I'm redoing my "audio room" but will run the tests when all of the analog and digital equipment is connected, fired-up, and tested.

Thanks!
These are among the most obvious subjective observations of modulation distortion in loudspeakers that I've read. Most people would talk about "wooly sounding" or "opaque", but not "honk".

If you take those very same 6" drivers and horn load them, the modulation distortion sideband levels will drop 15-25 dB...depending on the exact design of the driver...thus rendering the modulation distortion inaudible.

This is not a new phenomenon:

https://pdfs.semanticscholar.org/79d...18c56a7d5f.pdf

https://www.passlabs.com/sites/defau...d_feedback.pdf

Intermodulation distortion

https://www.klippel.de/fileadmin/kli...Distortion.pdf

https://www.klippel.de/fileadmin/kli...Distortion.pdf

https://www.klippel.de/fileadmin/kli...Distortion.pdf

Chris

Last edited by Cask05; 3rd November 2018 at 01:38 PM.
  Reply With Quote
Old 3rd November 2018, 02:29 PM   #10
Soldermizer is offline Soldermizer  United States
diyAudio Member
 
Soldermizer's Avatar
 
Join Date: Feb 2012
Location: Tamper, FL, USA
It's honking because there are impatient musical notes waiting to exit the driver
__________________
Performing unnatural acts to circuits since age ten
  Reply With Quote

Reply


Is Midrange Driver(s) Fried (honking at times)Hide this!Advertise here!
Thread Tools Search this Thread
Search this Thread:

Advanced Search

Posting Rules
You may not post new threads
You may not post replies
You may not post attachments
You may not edit your posts

BB code is On
Smilies are On
[IMG] code is On
HTML code is Off

Forum Jump

Similar Threads
Thread Thread Starter Forum Replies Last Post
Fried H dual TL - what current driver? tigerdog Subwoofers 21 24th February 2018 05:50 AM
5.5 inch midrange driver or 2 inch dome midrange? rhythmsandy Multi-Way 43 20th June 2013 03:58 PM
Honking Sound? vdi_nenna Pass Labs 10 2nd November 2009 07:49 PM
L-pad attenuator for midrange driver 6 1/4 inch driver rhythmdiy Multi-Way 0 4th November 2007 04:32 PM
Which driver for the midrange B4 Multi-Way 5 11th November 2005 11:07 PM


New To Site?
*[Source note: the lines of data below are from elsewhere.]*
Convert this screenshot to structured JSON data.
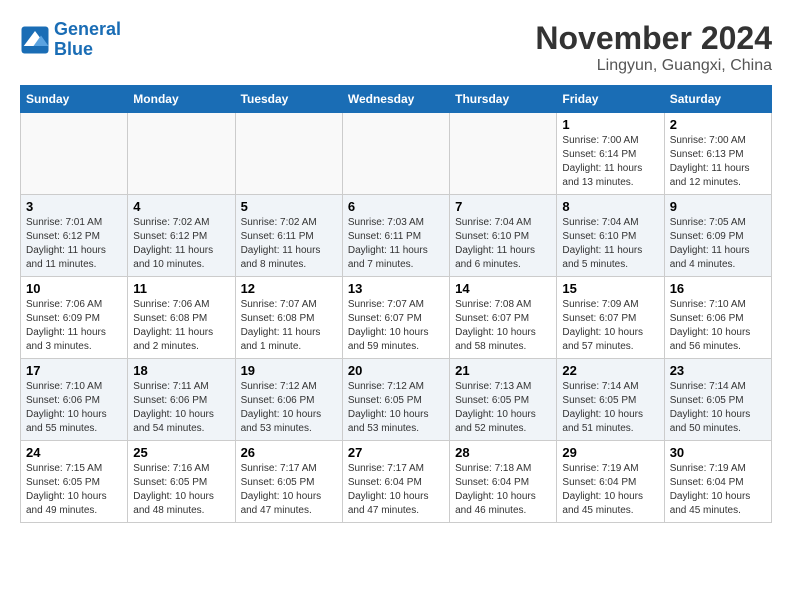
{
  "header": {
    "logo_line1": "General",
    "logo_line2": "Blue",
    "month": "November 2024",
    "location": "Lingyun, Guangxi, China"
  },
  "weekdays": [
    "Sunday",
    "Monday",
    "Tuesday",
    "Wednesday",
    "Thursday",
    "Friday",
    "Saturday"
  ],
  "weeks": [
    [
      {
        "day": "",
        "info": ""
      },
      {
        "day": "",
        "info": ""
      },
      {
        "day": "",
        "info": ""
      },
      {
        "day": "",
        "info": ""
      },
      {
        "day": "",
        "info": ""
      },
      {
        "day": "1",
        "info": "Sunrise: 7:00 AM\nSunset: 6:14 PM\nDaylight: 11 hours\nand 13 minutes."
      },
      {
        "day": "2",
        "info": "Sunrise: 7:00 AM\nSunset: 6:13 PM\nDaylight: 11 hours\nand 12 minutes."
      }
    ],
    [
      {
        "day": "3",
        "info": "Sunrise: 7:01 AM\nSunset: 6:12 PM\nDaylight: 11 hours\nand 11 minutes."
      },
      {
        "day": "4",
        "info": "Sunrise: 7:02 AM\nSunset: 6:12 PM\nDaylight: 11 hours\nand 10 minutes."
      },
      {
        "day": "5",
        "info": "Sunrise: 7:02 AM\nSunset: 6:11 PM\nDaylight: 11 hours\nand 8 minutes."
      },
      {
        "day": "6",
        "info": "Sunrise: 7:03 AM\nSunset: 6:11 PM\nDaylight: 11 hours\nand 7 minutes."
      },
      {
        "day": "7",
        "info": "Sunrise: 7:04 AM\nSunset: 6:10 PM\nDaylight: 11 hours\nand 6 minutes."
      },
      {
        "day": "8",
        "info": "Sunrise: 7:04 AM\nSunset: 6:10 PM\nDaylight: 11 hours\nand 5 minutes."
      },
      {
        "day": "9",
        "info": "Sunrise: 7:05 AM\nSunset: 6:09 PM\nDaylight: 11 hours\nand 4 minutes."
      }
    ],
    [
      {
        "day": "10",
        "info": "Sunrise: 7:06 AM\nSunset: 6:09 PM\nDaylight: 11 hours\nand 3 minutes."
      },
      {
        "day": "11",
        "info": "Sunrise: 7:06 AM\nSunset: 6:08 PM\nDaylight: 11 hours\nand 2 minutes."
      },
      {
        "day": "12",
        "info": "Sunrise: 7:07 AM\nSunset: 6:08 PM\nDaylight: 11 hours\nand 1 minute."
      },
      {
        "day": "13",
        "info": "Sunrise: 7:07 AM\nSunset: 6:07 PM\nDaylight: 10 hours\nand 59 minutes."
      },
      {
        "day": "14",
        "info": "Sunrise: 7:08 AM\nSunset: 6:07 PM\nDaylight: 10 hours\nand 58 minutes."
      },
      {
        "day": "15",
        "info": "Sunrise: 7:09 AM\nSunset: 6:07 PM\nDaylight: 10 hours\nand 57 minutes."
      },
      {
        "day": "16",
        "info": "Sunrise: 7:10 AM\nSunset: 6:06 PM\nDaylight: 10 hours\nand 56 minutes."
      }
    ],
    [
      {
        "day": "17",
        "info": "Sunrise: 7:10 AM\nSunset: 6:06 PM\nDaylight: 10 hours\nand 55 minutes."
      },
      {
        "day": "18",
        "info": "Sunrise: 7:11 AM\nSunset: 6:06 PM\nDaylight: 10 hours\nand 54 minutes."
      },
      {
        "day": "19",
        "info": "Sunrise: 7:12 AM\nSunset: 6:06 PM\nDaylight: 10 hours\nand 53 minutes."
      },
      {
        "day": "20",
        "info": "Sunrise: 7:12 AM\nSunset: 6:05 PM\nDaylight: 10 hours\nand 53 minutes."
      },
      {
        "day": "21",
        "info": "Sunrise: 7:13 AM\nSunset: 6:05 PM\nDaylight: 10 hours\nand 52 minutes."
      },
      {
        "day": "22",
        "info": "Sunrise: 7:14 AM\nSunset: 6:05 PM\nDaylight: 10 hours\nand 51 minutes."
      },
      {
        "day": "23",
        "info": "Sunrise: 7:14 AM\nSunset: 6:05 PM\nDaylight: 10 hours\nand 50 minutes."
      }
    ],
    [
      {
        "day": "24",
        "info": "Sunrise: 7:15 AM\nSunset: 6:05 PM\nDaylight: 10 hours\nand 49 minutes."
      },
      {
        "day": "25",
        "info": "Sunrise: 7:16 AM\nSunset: 6:05 PM\nDaylight: 10 hours\nand 48 minutes."
      },
      {
        "day": "26",
        "info": "Sunrise: 7:17 AM\nSunset: 6:05 PM\nDaylight: 10 hours\nand 47 minutes."
      },
      {
        "day": "27",
        "info": "Sunrise: 7:17 AM\nSunset: 6:04 PM\nDaylight: 10 hours\nand 47 minutes."
      },
      {
        "day": "28",
        "info": "Sunrise: 7:18 AM\nSunset: 6:04 PM\nDaylight: 10 hours\nand 46 minutes."
      },
      {
        "day": "29",
        "info": "Sunrise: 7:19 AM\nSunset: 6:04 PM\nDaylight: 10 hours\nand 45 minutes."
      },
      {
        "day": "30",
        "info": "Sunrise: 7:19 AM\nSunset: 6:04 PM\nDaylight: 10 hours\nand 45 minutes."
      }
    ]
  ]
}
Need Help?

All times are GMT. The time now is 06:28 PM.


Search Engine Optimisation provided by DragonByte SEO (Pro) - vBulletin Mods & Addons Copyright © 2018 DragonByte Technologies Ltd.
Resources saved on this page: MySQL 15.00%
vBulletin Optimisation provided by vB Optimise (Pro) - vBulletin Mods & Addons Copyright © 2018 DragonByte Technologies Ltd.
Copyright ©1999-2018 diyAudio
Wiki